Also found in: Thesaurus, Legal, Idioms, Encyclopedia, Wikipedia.


tr.v. pro·voked, pro·vok·ing, pro·vokes
1. To incite to anger or resentment: taunts that provoked their rivals.
2. To stir to action or feeling: a remark that provoked me to reconsider.
3. To give rise to; bring about: a miscue that provoked laughter; news that provoked an uproar.
4. To bring about deliberately; induce: provoke a fight.

[Middle English provoken, from Old French provoquer, from Latin prōvocāre, to challenge : prō-, forth; see pro-1 + vocāre, to call; see wekw- in Indo-European roots.]
Synonyms: provoke, incite, excite, stimulate, arouse, rouse, stir1
These verbs mean to move a person to action or feeling or to summon something into being by so moving a person. Provoke often merely states the consequences produced: "Let my presumption not provoke thy wrath" (Shakespeare)."a situation which in the country would have provoked meetings" (John Galsworthy).
To incite is to provoke and urge on: Members of the opposition incited the insurrection. Excite implies a strong or emotional reaction: The movie will fail—the plot excites little interest or curiosity. Stimulate suggests renewed vigor of action as if by spurring or goading: "Our vigilance was stimulated by our finding traces of a large ... encampment" (Francis Parkman).
To arouse means to awaken, as from inactivity or apathy; rouse means the same, but more strongly implies vigorous or emotional excitement: "In a democratic society like ours, relief must come through an aroused popular conscience that sears the conscience of the people's representatives" (Felix Frankfurter)."The oceangoing steamers ... roused in him wild and painful longings" (Arnold Bennett).
To stir is to cause activity, strong but usually agreeable feelings, trouble, or commotion: "It was him as stirred up th' young woman to preach last night" (George Eliot)."I have seldom been so ... stirred by any piece of writing" (Mark Twain). See Also Synonyms at annoy.

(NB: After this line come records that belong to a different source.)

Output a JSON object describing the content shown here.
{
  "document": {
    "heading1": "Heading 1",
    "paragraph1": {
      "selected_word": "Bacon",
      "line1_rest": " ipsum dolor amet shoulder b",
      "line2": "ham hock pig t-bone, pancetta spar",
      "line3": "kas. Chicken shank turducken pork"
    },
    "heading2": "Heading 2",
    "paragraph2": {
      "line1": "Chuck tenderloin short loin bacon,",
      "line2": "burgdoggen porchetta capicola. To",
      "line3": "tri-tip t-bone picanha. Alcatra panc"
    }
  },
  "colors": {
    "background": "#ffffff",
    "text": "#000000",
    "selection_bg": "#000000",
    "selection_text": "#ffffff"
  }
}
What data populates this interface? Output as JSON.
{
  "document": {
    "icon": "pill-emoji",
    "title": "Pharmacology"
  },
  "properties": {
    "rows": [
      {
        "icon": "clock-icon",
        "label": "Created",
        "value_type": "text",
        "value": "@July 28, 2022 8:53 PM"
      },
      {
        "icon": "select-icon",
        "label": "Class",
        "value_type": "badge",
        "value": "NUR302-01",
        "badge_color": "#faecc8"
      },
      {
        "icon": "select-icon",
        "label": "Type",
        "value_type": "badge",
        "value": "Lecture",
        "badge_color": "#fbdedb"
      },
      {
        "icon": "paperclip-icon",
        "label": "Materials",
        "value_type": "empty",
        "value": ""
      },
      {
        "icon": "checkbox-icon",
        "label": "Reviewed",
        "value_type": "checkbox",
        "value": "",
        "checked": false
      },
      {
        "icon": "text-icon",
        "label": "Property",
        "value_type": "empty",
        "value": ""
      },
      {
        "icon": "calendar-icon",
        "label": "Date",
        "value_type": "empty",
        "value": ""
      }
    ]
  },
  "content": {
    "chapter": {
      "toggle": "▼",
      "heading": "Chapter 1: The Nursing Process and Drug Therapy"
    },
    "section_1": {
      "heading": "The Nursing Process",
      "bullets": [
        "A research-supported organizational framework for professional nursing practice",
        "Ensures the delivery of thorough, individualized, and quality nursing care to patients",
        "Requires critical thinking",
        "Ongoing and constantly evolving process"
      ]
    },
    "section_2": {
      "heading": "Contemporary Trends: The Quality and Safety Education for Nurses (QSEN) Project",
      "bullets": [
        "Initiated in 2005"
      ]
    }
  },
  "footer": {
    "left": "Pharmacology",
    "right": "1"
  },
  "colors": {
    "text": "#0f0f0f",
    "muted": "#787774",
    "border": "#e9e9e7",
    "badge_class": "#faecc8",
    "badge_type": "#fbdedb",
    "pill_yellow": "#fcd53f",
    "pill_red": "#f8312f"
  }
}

American Heritage® Dictionary of the English Language, Fifth Edition. Copyright © 2016 by Houghton Mifflin Harcourt Publishing Company. Published by Houghton Mifflin Harcourt Publishing Company. All rights reserved.
ThesaurusAntonymsRelated WordsSynonymsLegend:
Adj.1.provoked - incited, especially deliberately, to angerprovoked - incited, especially deliberately, to anger; "aggravated by passive resistance"; "the provoked animal attacked the child"
angry - feeling or showing anger; "angry at the weather"; "angry customers"; "an angry silence"; "sending angry letters to the papers"
Based on WordNet 3.0, Farlex clipart collection. © 2003-2012 Princeton University, Farlex Inc.
References in classic literature ?
Revenge triumphs over death; love slights it; honor aspireth to it; grief flieth to it; fear preoccupateth it; nay, we read, after Otho the emperor had slain himself, pity (which is the tenderest of affections) provoked many to die, out of mere compassion to their sovereign, and as the truest sort of followers.
Not a single Indian war has yet been occasioned by aggressions of the present federal government, feeble as it is; but there are several instances of Indian hostilities having been provoked by the improper conduct of individual States, who, either unable or unwilling to restrain or punish offenses, have given occasion to the slaughter of many innocent inhabitants.
(3) a hasty temper, which can be provoked by insults;
To confess the truth, I am afraid Mr Jones was one of these; for though he was attacked and violently belaboured with the aforesaid weapon, he could not be provoked to make any resistance; but in a most cowardly manner applied, with many entreaties, to his antagonist to desist from pursuing her blows; in plain English, he only begged her with the utmost earnestness to hear him; but before he could obtain his request, my landlord himself entered into the fray, and embraced that side of the cause which seemed to stand very little in need of assistance.
Such excess of virtue and good-nature on the part of a ship always provoked my mistrust.
"Instead of coming to the assembly to look into our flesh and get provoked, they should work on improving the livelihoods of their people," said Kariuki.
The Provoked Wife is at Stratford Swan Theatre until September 7.
The response I recently provoked with a few brief, innocuous and mildly sympathetic words about Israel was enough to convince me that the answer is yes.
'My lord, it's true I brought a divorce suit against her when she provoked me, but I have changed my mind.
The patients' VTEs were classified as either cancer related, unprovoked (occurring in patients without any provoking factors), or provoked (occurring in patients with one or more provoking factors, such as recent major surgery, recent fracture/trauma, obesity, or hormone replacement therapy).
ISLAMABAD -- Former Senate chairman Raza Rabbani on Saturday lamented the state's decision to give in to the demands of and enter an agreement with those who had "provoked the nation against the army and judiciary".
Rabbani felt that the state was unable to perform its job, saying: 'The public is being provoked against the judges who ruled as per the law.